▸ **DIRECTIONS FOR THIS TASK**
Search the listing for the word "Client". Copy every line where it is found.

····················

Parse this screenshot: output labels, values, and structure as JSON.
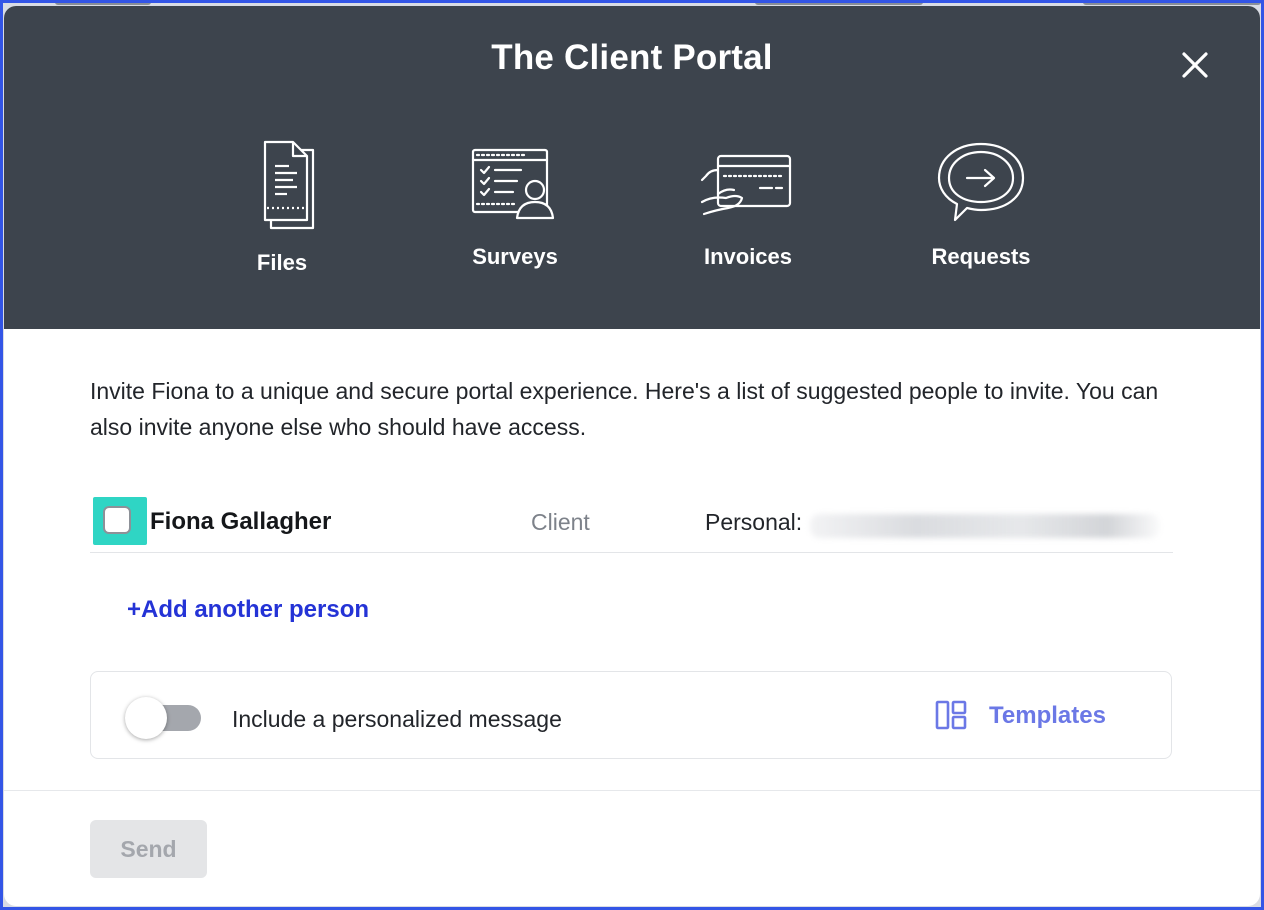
{
  "modal": {
    "title": "The Client Portal"
  },
  "features": [
    {
      "label": "Files",
      "icon": "files-icon"
    },
    {
      "label": "Surveys",
      "icon": "surveys-icon"
    },
    {
      "label": "Invoices",
      "icon": "invoices-icon"
    },
    {
      "label": "Requests",
      "icon": "requests-icon"
    }
  ],
  "intro_text": "Invite Fiona to a unique and secure portal experience. Here's a list of suggested people to invite. You can also invite anyone else who should have access.",
  "people": [
    {
      "name": "Fiona Gallagher",
      "role": "Client",
      "email_label": "Personal:",
      "checked": false
    }
  ],
  "add_person_label": "+Add another person",
  "message": {
    "label": "Include a personalized message",
    "enabled": false,
    "templates_label": "Templates"
  },
  "footer": {
    "send_label": "Send",
    "send_disabled": true
  },
  "colors": {
    "header_bg": "#3d444d",
    "link_blue": "#2433d6",
    "templates_purple": "#6b78e6",
    "focus_teal": "#2fd5c4",
    "frame_blue": "#3355e6"
  }
}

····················

▸ **THE ANSWER**
    "title": "The Client Portal"
      "role": "Client",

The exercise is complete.